THE PROBLEM. If a line in the listing contains "heading", copy it out whole.

EXCERPTED RECORDS.

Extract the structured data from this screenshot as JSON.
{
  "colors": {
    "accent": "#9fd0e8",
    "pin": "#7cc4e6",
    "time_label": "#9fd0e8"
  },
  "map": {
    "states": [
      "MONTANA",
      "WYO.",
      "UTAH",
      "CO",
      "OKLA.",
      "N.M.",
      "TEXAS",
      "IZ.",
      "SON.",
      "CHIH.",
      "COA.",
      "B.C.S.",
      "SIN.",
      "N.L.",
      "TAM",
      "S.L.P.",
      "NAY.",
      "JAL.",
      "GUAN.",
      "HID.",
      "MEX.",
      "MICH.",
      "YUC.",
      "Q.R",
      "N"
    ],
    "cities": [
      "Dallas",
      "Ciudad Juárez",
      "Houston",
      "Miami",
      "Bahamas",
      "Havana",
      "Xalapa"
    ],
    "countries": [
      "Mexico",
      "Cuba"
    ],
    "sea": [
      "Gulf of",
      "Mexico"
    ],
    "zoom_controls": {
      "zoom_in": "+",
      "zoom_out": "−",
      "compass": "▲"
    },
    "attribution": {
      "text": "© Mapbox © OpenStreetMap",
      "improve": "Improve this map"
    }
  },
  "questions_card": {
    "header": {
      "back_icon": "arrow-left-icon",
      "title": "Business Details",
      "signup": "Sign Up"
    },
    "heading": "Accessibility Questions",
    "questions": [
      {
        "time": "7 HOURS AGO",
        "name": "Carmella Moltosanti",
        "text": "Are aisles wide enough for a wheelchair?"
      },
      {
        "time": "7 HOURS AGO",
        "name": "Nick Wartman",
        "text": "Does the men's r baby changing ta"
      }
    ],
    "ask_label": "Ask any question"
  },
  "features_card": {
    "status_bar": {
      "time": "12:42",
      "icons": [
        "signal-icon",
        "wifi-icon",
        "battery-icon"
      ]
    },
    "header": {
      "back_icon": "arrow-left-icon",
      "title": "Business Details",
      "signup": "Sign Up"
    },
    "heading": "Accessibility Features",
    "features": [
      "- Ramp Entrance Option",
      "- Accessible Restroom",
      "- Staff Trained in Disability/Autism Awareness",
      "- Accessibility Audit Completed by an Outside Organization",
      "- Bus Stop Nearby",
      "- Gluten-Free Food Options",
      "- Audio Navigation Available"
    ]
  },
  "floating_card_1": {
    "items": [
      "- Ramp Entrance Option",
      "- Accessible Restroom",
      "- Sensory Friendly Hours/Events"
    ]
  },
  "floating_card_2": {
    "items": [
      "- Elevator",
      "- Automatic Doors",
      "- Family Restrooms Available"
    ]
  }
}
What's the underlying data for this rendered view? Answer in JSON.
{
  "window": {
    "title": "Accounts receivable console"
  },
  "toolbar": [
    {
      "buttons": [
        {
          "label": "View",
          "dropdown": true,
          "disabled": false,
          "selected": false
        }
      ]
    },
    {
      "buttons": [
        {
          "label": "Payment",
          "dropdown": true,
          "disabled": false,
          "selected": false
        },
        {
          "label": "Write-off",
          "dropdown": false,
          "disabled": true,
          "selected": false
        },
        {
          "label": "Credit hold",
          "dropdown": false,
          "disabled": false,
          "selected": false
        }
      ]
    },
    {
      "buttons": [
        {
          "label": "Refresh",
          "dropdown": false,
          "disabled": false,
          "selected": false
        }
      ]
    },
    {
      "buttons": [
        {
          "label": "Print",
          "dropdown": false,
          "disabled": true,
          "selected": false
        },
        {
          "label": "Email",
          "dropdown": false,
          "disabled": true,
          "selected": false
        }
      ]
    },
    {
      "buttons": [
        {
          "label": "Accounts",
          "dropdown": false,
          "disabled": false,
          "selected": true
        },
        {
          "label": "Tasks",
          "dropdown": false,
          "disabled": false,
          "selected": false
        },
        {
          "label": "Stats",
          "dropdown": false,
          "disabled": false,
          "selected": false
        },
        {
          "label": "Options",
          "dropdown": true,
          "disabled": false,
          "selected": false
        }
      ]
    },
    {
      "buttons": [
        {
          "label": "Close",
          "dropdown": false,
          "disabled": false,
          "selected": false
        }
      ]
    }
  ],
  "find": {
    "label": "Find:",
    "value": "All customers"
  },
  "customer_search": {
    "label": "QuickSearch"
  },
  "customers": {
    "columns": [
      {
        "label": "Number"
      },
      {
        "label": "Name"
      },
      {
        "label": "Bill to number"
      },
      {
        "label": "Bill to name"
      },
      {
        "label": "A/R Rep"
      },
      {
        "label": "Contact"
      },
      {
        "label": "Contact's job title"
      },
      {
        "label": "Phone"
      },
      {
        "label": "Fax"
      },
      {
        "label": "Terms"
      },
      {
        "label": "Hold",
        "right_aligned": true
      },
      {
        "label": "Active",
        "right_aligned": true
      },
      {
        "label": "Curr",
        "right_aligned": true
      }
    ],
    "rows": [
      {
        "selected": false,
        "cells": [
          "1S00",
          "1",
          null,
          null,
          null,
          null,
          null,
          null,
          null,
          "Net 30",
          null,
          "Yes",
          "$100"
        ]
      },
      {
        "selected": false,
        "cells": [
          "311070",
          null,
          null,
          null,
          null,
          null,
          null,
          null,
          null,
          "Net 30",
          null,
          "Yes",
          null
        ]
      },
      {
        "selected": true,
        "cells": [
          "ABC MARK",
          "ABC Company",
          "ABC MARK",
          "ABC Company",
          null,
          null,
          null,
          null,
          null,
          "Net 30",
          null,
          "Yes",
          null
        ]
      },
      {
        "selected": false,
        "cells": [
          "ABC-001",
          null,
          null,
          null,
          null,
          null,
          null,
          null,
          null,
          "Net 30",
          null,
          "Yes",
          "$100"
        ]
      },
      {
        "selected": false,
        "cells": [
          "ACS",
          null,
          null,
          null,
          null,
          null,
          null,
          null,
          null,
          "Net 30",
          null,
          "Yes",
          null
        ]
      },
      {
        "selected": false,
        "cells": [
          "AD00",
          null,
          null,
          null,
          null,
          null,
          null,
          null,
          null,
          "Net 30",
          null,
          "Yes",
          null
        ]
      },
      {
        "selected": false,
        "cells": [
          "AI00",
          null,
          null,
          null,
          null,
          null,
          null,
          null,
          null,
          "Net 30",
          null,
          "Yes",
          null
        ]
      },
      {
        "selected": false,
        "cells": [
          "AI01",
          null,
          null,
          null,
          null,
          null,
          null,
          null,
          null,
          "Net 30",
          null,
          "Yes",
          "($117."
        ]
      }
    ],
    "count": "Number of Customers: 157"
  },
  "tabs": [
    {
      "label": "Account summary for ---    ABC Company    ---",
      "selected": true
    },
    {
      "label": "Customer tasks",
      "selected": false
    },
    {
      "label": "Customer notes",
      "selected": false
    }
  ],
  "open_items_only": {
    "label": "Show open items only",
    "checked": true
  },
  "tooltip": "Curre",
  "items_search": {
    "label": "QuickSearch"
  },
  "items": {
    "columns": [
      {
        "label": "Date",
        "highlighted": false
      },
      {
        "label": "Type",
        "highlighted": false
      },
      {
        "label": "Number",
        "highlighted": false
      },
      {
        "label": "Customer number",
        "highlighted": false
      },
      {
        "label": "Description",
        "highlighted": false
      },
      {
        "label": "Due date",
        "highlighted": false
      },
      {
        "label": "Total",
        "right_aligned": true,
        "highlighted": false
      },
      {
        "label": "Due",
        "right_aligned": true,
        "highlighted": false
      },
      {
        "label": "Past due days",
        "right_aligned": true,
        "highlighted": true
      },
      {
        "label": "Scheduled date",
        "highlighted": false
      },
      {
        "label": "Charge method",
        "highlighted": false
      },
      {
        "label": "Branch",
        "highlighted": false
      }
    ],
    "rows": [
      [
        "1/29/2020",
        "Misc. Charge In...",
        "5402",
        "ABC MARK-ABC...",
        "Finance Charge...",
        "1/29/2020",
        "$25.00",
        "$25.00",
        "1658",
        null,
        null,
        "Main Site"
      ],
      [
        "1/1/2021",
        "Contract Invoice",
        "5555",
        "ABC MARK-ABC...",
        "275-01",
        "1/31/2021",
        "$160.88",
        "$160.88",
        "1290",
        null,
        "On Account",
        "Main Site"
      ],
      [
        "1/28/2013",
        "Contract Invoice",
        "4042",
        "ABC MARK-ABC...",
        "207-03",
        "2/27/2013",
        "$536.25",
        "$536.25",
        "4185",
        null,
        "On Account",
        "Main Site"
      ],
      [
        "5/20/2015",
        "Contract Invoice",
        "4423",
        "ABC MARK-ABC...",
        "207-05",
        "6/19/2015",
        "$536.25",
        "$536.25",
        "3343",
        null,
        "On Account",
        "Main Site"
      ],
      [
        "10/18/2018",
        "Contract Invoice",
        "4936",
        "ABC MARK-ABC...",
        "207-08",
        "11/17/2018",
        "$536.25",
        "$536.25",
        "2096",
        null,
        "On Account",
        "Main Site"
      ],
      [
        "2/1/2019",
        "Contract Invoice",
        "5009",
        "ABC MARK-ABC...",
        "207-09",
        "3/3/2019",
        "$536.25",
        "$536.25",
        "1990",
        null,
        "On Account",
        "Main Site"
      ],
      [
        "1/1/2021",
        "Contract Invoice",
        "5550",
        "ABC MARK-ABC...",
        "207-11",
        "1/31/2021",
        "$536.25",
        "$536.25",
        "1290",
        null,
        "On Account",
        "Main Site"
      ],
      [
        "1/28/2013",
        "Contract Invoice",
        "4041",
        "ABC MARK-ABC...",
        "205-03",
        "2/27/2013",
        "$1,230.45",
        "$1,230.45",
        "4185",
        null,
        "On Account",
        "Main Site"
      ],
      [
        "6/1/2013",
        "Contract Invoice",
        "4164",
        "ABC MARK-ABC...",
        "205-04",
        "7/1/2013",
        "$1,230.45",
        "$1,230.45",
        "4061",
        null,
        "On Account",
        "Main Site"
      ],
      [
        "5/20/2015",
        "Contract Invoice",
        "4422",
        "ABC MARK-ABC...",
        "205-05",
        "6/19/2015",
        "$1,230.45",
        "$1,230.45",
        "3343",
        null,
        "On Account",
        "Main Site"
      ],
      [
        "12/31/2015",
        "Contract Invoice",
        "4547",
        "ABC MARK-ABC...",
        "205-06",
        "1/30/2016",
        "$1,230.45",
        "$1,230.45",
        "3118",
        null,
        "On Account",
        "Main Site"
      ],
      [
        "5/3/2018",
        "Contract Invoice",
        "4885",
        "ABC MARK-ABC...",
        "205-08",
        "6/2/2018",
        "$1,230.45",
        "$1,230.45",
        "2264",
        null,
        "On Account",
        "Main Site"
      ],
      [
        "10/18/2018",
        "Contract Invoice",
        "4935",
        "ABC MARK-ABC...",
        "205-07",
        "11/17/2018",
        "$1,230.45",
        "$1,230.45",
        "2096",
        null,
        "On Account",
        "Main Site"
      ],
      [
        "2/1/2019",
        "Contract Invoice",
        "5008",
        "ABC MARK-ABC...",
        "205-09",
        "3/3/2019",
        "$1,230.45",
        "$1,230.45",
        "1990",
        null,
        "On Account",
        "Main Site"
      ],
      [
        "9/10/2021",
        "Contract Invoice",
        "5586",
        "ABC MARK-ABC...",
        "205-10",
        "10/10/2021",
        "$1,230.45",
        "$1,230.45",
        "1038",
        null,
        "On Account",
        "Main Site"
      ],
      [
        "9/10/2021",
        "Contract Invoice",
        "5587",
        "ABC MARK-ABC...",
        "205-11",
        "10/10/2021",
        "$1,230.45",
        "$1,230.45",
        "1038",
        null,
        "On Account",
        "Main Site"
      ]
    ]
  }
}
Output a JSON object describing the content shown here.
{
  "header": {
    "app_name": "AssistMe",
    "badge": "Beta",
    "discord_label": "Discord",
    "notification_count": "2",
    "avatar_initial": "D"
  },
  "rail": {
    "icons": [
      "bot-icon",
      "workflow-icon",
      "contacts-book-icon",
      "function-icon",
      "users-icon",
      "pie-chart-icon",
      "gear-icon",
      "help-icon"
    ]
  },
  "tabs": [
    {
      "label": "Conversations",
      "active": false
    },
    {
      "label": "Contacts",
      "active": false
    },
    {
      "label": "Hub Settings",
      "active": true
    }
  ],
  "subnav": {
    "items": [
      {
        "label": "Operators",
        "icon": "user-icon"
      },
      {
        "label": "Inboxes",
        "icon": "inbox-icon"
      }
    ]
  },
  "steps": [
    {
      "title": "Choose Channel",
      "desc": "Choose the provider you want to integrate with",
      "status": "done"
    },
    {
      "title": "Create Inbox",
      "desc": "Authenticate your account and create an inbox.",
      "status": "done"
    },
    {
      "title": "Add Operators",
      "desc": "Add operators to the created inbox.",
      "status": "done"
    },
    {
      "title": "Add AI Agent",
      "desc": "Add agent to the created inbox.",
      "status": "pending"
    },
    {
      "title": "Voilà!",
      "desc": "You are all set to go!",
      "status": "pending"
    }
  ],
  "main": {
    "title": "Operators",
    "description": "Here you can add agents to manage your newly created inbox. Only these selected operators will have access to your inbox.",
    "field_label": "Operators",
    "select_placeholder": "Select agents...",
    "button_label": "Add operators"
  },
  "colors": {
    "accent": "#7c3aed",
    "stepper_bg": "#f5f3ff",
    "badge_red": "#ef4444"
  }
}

EXERCISE RESULT.
    "heading": "Accessibility Questions",
    "heading": "Accessibility Features",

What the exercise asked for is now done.